I acquired the leather from an Etsy shop based in Romania.
I used Loctite spray adhesive on both surfaces that were be mated. The spray pattern comes out of the nozzle very much like thick spider webbing. It surprised me at first, as was expecting the typical mist of a spray can haha! In about 10 minutes, the glue gelled up a bit and became semi-dry to the touch.
Now the leather and enclosure was ready to be pressed together.
On contact, both surfaces will bond pretty firmly without the ability to slide and adjust. You can fully peel/lift it and re-lay it, but it is best to be slow and tactical when first aligning the leather.
I started on one edge of the enclosure and rolled it on a few inches at a time.
I used my hands to massage the leather into the contours of the enclosure, making sure to not over-stretch the leather. The popoca was a handy rolling device as well
Once the enclosure leather reached the other end, I used my trusty EMT trauma shears to trim the excess skin, leaving about 1.5 inches (38mm) of material to fold over the lip. For the corners and curved contours of the enclosure, I cut relief triangles to allow the leather to properly lap.
The same adhesive spray was used to bond the lap edges underneath.
Once this step was complete, I laid foam weather stripping around the full contour to cleanly hide the leather lap, and to provide a soft gasket between the deck and enclosure. The material is a dense neoprene rubber that measures 1/8" thick by 2" wide x 3mm thick. (3.17mm thick x 50.8mm wide). It came with a 3M sticky side and laid down simply like tape.

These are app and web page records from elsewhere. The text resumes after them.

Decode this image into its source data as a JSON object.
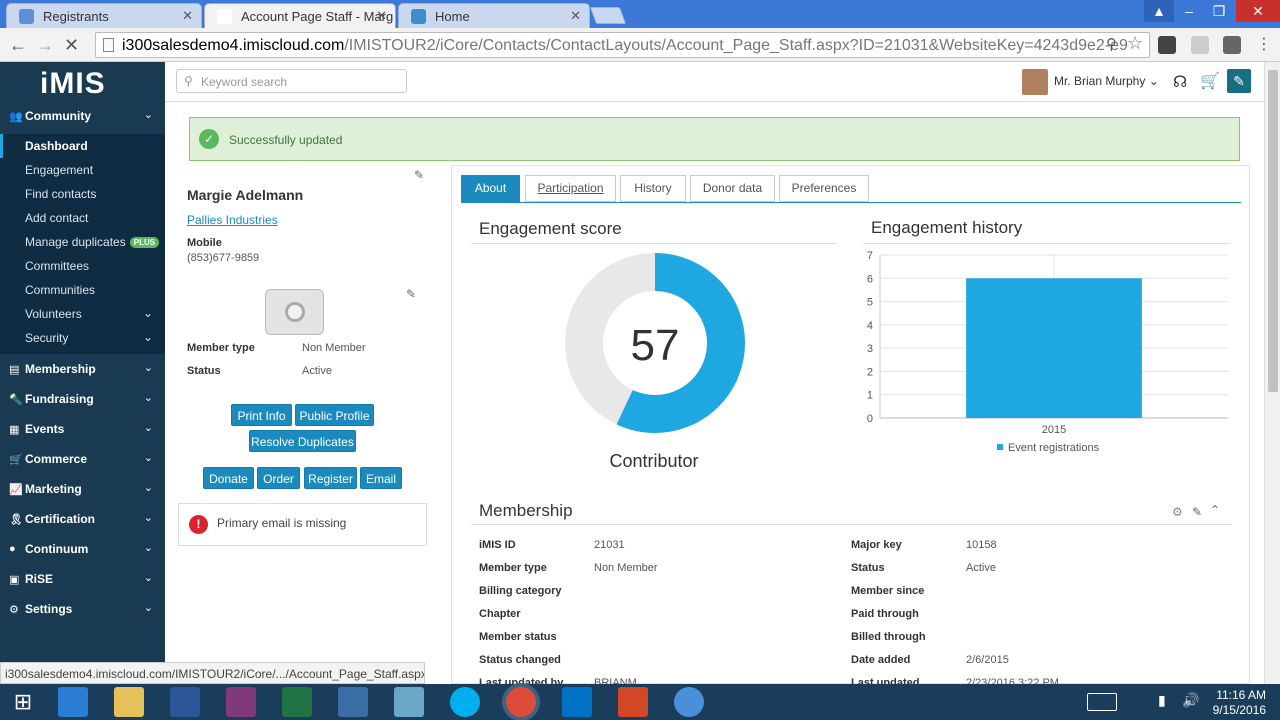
{
  "browser": {
    "tabs": [
      {
        "title": "Registrants",
        "icon_color": "#5b8fd6"
      },
      {
        "title": "Account Page Staff - Marg",
        "icon_color": "#ffffff"
      },
      {
        "title": "Home",
        "icon_color": "#3b8ec9"
      }
    ],
    "url_host": "i300salesdemo4.imiscloud.com",
    "url_path": "/IMISTOUR2/iCore/Contacts/ContactLayouts/Account_Page_Staff.aspx?ID=21031&WebsiteKey=4243d9e2-e9",
    "status_url": "i300salesdemo4.imiscloud.com/IMISTOUR2/iCore/.../Account_Page_Staff.aspx..."
  },
  "sidebar": {
    "logo": "iMIS",
    "community": {
      "label": "Community",
      "items": [
        "Dashboard",
        "Engagement",
        "Find contacts",
        "Add contact",
        "Manage duplicates",
        "Committees",
        "Communities",
        "Volunteers",
        "Security"
      ],
      "plus_badge": "PLUS"
    },
    "sections": [
      "Membership",
      "Fundraising",
      "Events",
      "Commerce",
      "Marketing",
      "Certification",
      "Continuum",
      "RiSE",
      "Settings"
    ]
  },
  "header": {
    "search_placeholder": "Keyword search",
    "user_name": "Mr. Brian Murphy"
  },
  "alert": {
    "message": "Successfully updated",
    "color": "#dff0d8"
  },
  "contact": {
    "name": "Margie Adelmann",
    "company": "Pallies Industries",
    "phone_label": "Mobile",
    "phone": "(853)677-9859",
    "member_type_label": "Member type",
    "member_type": "Non Member",
    "status_label": "Status",
    "status": "Active",
    "buttons": {
      "print": "Print Info",
      "public": "Public Profile",
      "resolve": "Resolve Duplicates",
      "donate": "Donate",
      "order": "Order",
      "register": "Register",
      "email": "Email"
    },
    "warning": "Primary email is missing"
  },
  "tabs": [
    "About",
    "Participation",
    "History",
    "Donor data",
    "Preferences"
  ],
  "engagement": {
    "title": "Engagement score",
    "score": "57",
    "level": "Contributor",
    "score_fraction": 0.57,
    "ring_color": "#1ea7e1"
  },
  "history": {
    "title": "Engagement history"
  },
  "chart_data": {
    "type": "bar",
    "categories": [
      "2015"
    ],
    "series": [
      {
        "name": "Event registrations",
        "values": [
          6
        ]
      }
    ],
    "ylim": [
      0,
      7
    ],
    "yticks": [
      "0",
      "1",
      "2",
      "3",
      "4",
      "5",
      "6",
      "7"
    ],
    "legend_position": "bottom",
    "bar_color": "#1ea7e1",
    "grid": true
  },
  "membership": {
    "title": "Membership",
    "left": [
      {
        "label": "iMIS ID",
        "value": "21031"
      },
      {
        "label": "Member type",
        "value": "Non Member"
      },
      {
        "label": "Billing category",
        "value": ""
      },
      {
        "label": "Chapter",
        "value": ""
      },
      {
        "label": "Member status",
        "value": ""
      },
      {
        "label": "Status changed",
        "value": ""
      },
      {
        "label": "Last updated by",
        "value": "BRIANM"
      }
    ],
    "right": [
      {
        "label": "Major key",
        "value": "10158"
      },
      {
        "label": "Status",
        "value": "Active"
      },
      {
        "label": "Member since",
        "value": ""
      },
      {
        "label": "Paid through",
        "value": ""
      },
      {
        "label": "Billed through",
        "value": ""
      },
      {
        "label": "Date added",
        "value": "2/6/2015"
      },
      {
        "label": "Last updated",
        "value": "2/23/2016 3:22 PM"
      }
    ]
  },
  "taskbar": {
    "time": "11:16 AM",
    "date": "9/15/2016"
  }
}
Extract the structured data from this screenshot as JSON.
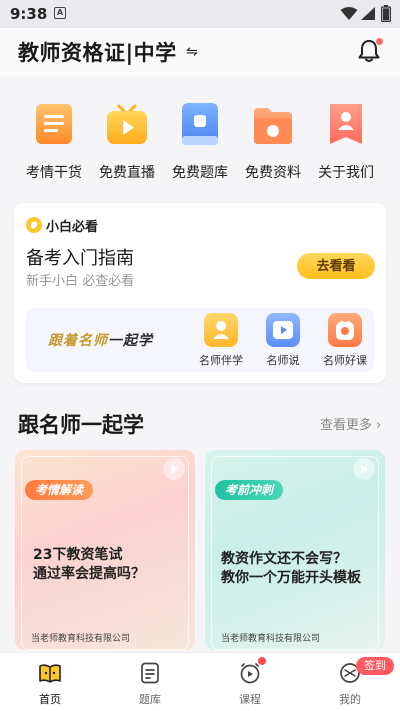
{
  "status_bar": {
    "time": "9:38",
    "notification_icon": "A"
  },
  "header": {
    "title": "教师资格证|中学",
    "switch_symbol": "⇋"
  },
  "quick_links": [
    {
      "label": "考情干货",
      "icon": "news-book-icon"
    },
    {
      "label": "免费直播",
      "icon": "live-tv-icon"
    },
    {
      "label": "免费题库",
      "icon": "question-bank-icon"
    },
    {
      "label": "免费资料",
      "icon": "folder-icon"
    },
    {
      "label": "关于我们",
      "icon": "about-us-icon"
    }
  ],
  "beginner_card": {
    "tag": "小白必看",
    "title": "备考入门指南",
    "subtitle": "新手小白 必查必看",
    "button": "去看看",
    "slogan_highlight": "跟着名师",
    "slogan_rest": "一起学",
    "shortcuts": [
      {
        "label": "名师伴学",
        "icon": "mentor-icon"
      },
      {
        "label": "名师说",
        "icon": "video-play-icon"
      },
      {
        "label": "名师好课",
        "icon": "good-course-icon"
      }
    ]
  },
  "section": {
    "title": "跟名师一起学",
    "more": "查看更多 ›"
  },
  "courses": [
    {
      "badge": "考情解读",
      "title": "23下教资笔试\n通过率会提高吗？",
      "org": "当老师教育科技有限公司"
    },
    {
      "badge": "考前冲刺",
      "title": "教资作文还不会写？\n教你一个万能开头模板",
      "org": "当老师教育科技有限公司"
    }
  ],
  "tabs": [
    {
      "label": "首页",
      "icon": "home-book-icon",
      "active": true
    },
    {
      "label": "题库",
      "icon": "question-bank-tab-icon"
    },
    {
      "label": "课程",
      "icon": "course-clock-icon"
    },
    {
      "label": "我的",
      "icon": "profile-icon",
      "badge": "签到"
    }
  ],
  "colors": {
    "accent_yellow": "#ffc629",
    "brand_orange": "#ff7a3c",
    "brand_teal": "#22c3a0",
    "badge_red": "#ff5a5f"
  }
}
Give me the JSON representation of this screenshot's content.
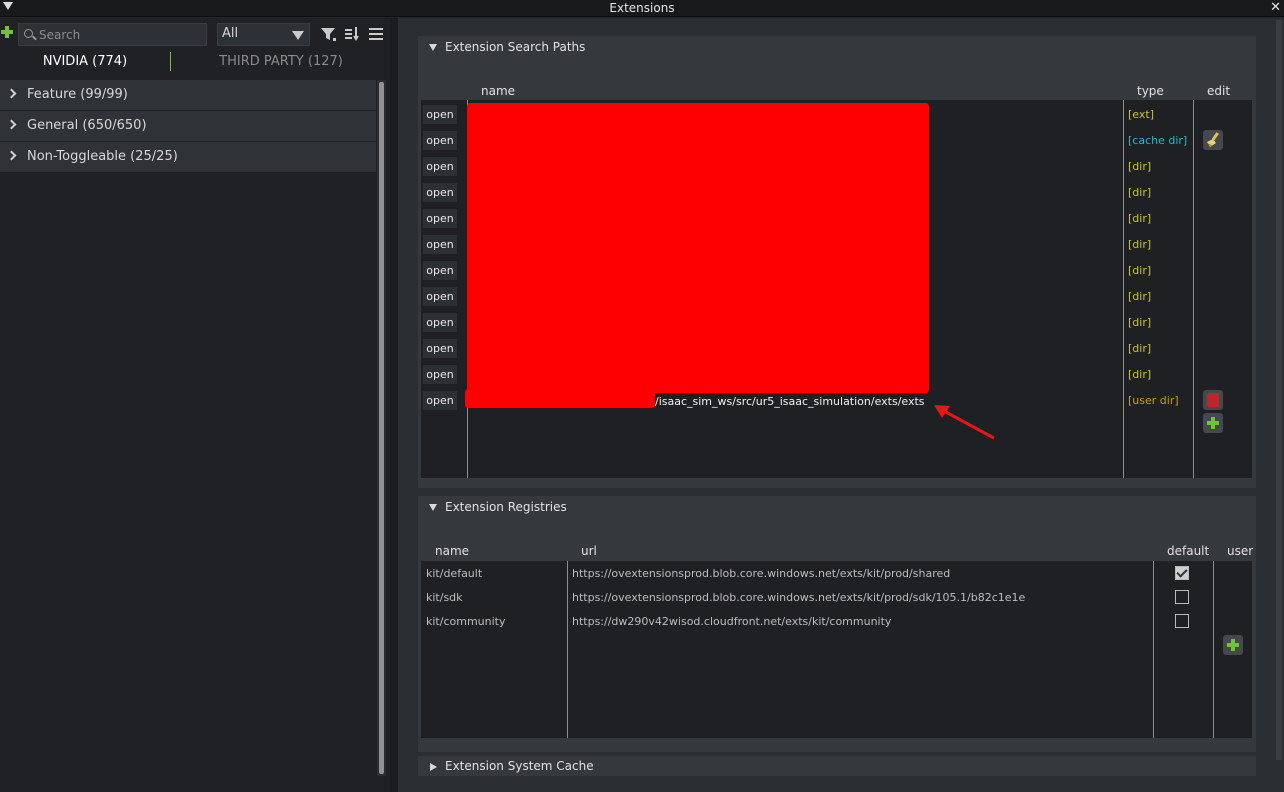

The surface of the leather was hand coated with mink oil. This completely water proofed the leather and water simply rolls off it in beads. I’m looking forward to see it “age” with road debris kick-up. The general self-healing nature of leather when it is conditioned is attractive to me. This is first time i’ve seen anything like so we will see how it fairs over time, It could be a fun thing to give the enclosure a new jacket every year or two haha.
****Things to look out for: Lay out some trash bags or newspaper on your workspace before spraying the contact adhesive. The spider web-like glue is realllllyyyy sticky and will be difficult to clean off of any precious work surfaces. Wear a mask and try not to inhale any of those fumes. I also used gloves to keep my hands from collecting any residue that might contaminate other clean surfaces. Try not to stretch the leather too much as you’re wrapping, It will adhere nice and even, and it will hug contours better if you avoid introducing extreme lateral stress.